Records for processing below:

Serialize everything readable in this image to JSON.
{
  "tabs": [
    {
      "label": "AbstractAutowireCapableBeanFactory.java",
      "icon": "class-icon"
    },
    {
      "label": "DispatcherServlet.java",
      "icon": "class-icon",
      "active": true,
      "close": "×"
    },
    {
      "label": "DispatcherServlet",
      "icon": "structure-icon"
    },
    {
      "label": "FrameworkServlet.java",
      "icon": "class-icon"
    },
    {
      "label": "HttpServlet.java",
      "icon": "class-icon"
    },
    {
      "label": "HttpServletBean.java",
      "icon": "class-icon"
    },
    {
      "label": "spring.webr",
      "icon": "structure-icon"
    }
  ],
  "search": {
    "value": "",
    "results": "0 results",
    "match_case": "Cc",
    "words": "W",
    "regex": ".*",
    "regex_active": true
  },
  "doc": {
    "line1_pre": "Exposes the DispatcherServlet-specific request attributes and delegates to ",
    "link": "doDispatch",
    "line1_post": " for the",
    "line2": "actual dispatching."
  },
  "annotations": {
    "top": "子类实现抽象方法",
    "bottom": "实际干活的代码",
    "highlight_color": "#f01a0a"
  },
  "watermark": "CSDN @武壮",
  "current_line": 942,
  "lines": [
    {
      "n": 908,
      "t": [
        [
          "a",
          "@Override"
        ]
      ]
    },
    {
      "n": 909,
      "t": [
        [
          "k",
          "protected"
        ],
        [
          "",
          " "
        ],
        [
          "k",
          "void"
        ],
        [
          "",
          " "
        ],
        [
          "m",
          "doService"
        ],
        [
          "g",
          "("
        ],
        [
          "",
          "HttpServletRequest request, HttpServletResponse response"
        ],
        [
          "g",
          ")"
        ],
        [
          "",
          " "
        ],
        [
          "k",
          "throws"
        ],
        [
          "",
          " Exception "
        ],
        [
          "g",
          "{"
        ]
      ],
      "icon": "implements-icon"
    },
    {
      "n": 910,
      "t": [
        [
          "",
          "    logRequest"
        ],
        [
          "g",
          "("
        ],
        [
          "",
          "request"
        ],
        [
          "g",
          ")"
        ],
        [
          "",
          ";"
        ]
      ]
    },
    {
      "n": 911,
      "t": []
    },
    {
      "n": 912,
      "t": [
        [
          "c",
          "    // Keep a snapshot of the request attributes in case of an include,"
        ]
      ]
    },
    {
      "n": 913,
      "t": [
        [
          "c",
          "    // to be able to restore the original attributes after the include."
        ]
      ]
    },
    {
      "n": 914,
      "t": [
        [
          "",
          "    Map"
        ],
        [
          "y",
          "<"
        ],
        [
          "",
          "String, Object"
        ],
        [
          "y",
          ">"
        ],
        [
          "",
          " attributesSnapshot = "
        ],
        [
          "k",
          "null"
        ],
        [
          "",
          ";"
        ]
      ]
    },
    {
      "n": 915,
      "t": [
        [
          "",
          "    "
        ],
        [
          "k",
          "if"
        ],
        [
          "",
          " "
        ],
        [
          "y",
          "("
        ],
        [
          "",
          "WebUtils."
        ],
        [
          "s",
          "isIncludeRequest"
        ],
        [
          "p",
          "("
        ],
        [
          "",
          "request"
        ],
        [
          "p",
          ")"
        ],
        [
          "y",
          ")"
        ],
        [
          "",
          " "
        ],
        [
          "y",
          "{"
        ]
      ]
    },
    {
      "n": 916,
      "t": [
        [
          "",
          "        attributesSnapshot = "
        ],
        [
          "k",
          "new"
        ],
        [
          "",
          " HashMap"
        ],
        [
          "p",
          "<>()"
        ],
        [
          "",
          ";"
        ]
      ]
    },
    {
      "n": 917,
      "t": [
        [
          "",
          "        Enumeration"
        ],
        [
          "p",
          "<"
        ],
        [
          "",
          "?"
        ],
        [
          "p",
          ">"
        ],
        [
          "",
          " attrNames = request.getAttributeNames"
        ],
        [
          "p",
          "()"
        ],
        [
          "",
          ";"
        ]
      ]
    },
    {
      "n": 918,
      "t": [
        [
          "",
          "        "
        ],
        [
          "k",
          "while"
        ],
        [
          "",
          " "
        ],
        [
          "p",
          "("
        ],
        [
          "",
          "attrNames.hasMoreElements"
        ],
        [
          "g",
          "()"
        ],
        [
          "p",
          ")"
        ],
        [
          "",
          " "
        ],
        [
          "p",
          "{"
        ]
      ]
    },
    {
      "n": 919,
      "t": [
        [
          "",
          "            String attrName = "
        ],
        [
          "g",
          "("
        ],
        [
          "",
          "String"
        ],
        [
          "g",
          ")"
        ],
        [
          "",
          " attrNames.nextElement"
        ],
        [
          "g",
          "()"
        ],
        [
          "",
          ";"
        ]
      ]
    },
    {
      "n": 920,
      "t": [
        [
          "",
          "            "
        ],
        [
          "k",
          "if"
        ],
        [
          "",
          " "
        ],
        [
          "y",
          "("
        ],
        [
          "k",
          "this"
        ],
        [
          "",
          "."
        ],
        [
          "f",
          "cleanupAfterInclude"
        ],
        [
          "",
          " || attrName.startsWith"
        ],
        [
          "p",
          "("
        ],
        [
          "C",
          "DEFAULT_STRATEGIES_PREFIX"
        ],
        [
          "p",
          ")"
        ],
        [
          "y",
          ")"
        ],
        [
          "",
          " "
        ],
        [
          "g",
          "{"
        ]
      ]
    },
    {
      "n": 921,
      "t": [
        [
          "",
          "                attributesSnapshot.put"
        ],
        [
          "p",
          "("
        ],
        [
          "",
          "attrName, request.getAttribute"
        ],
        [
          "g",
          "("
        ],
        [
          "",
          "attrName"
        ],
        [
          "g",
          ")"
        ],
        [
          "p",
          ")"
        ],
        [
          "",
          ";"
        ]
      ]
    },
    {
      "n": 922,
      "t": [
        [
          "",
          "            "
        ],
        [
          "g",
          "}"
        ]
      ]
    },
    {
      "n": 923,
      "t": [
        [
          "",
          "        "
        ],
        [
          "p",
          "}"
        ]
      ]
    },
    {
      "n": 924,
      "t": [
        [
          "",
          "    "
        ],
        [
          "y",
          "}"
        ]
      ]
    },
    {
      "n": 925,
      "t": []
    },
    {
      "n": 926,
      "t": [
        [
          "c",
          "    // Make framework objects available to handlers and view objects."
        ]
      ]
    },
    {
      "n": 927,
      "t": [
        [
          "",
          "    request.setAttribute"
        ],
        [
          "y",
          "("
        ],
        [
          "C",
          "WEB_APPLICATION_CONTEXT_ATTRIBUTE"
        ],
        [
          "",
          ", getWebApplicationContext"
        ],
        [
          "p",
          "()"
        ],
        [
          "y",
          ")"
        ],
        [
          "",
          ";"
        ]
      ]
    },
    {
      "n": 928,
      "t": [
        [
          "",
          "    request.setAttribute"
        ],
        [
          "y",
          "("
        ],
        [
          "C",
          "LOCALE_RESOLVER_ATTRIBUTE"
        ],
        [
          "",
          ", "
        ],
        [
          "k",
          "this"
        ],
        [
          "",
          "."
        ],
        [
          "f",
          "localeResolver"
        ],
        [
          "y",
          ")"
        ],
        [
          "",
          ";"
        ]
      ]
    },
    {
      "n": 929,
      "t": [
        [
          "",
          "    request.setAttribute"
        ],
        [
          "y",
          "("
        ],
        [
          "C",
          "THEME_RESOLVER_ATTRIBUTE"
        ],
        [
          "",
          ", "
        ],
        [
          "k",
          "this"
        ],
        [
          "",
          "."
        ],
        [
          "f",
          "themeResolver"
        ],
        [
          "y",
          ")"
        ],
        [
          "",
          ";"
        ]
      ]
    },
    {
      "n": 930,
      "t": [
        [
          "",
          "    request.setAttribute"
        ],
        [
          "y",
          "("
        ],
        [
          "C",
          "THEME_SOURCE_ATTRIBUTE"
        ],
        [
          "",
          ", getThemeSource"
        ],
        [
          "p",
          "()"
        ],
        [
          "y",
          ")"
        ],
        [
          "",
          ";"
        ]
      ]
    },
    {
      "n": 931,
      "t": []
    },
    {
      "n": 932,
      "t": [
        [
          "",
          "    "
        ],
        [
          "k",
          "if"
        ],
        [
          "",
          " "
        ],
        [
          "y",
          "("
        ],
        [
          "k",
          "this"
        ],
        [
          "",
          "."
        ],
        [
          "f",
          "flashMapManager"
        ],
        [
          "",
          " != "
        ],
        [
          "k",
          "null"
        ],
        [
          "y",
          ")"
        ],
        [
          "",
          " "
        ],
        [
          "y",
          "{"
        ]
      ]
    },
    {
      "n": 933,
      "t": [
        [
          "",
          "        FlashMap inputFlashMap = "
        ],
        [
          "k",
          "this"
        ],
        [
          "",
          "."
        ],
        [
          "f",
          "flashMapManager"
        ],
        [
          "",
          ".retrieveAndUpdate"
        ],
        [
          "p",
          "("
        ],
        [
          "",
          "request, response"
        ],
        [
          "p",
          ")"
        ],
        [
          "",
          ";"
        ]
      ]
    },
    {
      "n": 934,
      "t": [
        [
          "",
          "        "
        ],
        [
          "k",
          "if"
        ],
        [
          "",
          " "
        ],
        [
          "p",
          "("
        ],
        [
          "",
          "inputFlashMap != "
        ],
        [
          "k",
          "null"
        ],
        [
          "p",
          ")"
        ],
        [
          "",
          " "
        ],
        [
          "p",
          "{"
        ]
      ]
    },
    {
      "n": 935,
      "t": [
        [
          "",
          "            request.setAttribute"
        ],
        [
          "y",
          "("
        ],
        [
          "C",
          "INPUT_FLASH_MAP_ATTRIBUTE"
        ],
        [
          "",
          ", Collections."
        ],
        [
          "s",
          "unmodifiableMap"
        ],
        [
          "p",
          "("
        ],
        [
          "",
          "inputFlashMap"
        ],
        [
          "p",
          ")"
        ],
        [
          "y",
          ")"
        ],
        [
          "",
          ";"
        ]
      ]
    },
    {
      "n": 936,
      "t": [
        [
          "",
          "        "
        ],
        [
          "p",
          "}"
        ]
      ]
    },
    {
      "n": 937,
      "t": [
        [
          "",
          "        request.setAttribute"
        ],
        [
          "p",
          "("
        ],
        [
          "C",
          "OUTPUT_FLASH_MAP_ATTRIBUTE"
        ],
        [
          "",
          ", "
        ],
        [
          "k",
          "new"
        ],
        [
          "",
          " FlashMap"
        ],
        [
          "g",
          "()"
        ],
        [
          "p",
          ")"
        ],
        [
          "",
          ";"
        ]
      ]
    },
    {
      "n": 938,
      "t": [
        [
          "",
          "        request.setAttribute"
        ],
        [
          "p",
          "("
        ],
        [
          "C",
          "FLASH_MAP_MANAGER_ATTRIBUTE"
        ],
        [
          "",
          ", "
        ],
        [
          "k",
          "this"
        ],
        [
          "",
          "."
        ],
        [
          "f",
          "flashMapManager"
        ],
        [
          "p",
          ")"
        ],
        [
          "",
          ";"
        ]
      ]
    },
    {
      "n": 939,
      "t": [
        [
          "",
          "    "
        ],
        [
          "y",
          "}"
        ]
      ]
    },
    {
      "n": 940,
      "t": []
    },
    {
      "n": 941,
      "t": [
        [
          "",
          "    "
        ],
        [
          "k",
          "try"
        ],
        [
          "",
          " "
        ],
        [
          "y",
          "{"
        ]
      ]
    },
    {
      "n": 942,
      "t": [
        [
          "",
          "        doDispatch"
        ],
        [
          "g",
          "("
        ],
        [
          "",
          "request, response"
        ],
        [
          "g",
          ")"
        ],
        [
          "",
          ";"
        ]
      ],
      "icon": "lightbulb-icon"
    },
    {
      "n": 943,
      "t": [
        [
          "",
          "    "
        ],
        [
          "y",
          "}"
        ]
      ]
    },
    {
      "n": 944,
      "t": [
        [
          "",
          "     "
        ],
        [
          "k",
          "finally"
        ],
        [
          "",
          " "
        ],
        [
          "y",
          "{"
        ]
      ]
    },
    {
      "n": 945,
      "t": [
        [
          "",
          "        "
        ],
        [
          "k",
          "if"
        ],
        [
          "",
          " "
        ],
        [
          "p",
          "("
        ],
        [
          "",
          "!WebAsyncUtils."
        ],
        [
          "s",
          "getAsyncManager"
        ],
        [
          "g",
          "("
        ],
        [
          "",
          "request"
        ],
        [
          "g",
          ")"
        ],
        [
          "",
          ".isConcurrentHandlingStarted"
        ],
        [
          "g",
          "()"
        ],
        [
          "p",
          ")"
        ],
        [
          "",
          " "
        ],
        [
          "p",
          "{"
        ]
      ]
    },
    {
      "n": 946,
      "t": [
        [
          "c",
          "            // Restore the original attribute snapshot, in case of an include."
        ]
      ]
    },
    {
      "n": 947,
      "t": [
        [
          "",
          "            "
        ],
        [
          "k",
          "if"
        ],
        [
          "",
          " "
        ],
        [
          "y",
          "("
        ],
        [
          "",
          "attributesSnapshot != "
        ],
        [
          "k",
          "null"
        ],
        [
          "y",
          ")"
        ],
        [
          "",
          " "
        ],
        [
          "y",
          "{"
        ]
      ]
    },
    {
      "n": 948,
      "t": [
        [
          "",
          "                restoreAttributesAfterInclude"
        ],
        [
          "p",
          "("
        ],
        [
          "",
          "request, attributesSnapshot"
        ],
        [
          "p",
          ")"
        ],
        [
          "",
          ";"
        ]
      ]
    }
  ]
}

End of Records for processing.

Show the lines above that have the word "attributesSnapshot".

* Finished exercise:
          " attributesSnapshot = "
          "        attributesSnapshot = "
          "                attributesSnapshot.put"
          "attributesSnapshot != "
          "request, attributesSnapshot"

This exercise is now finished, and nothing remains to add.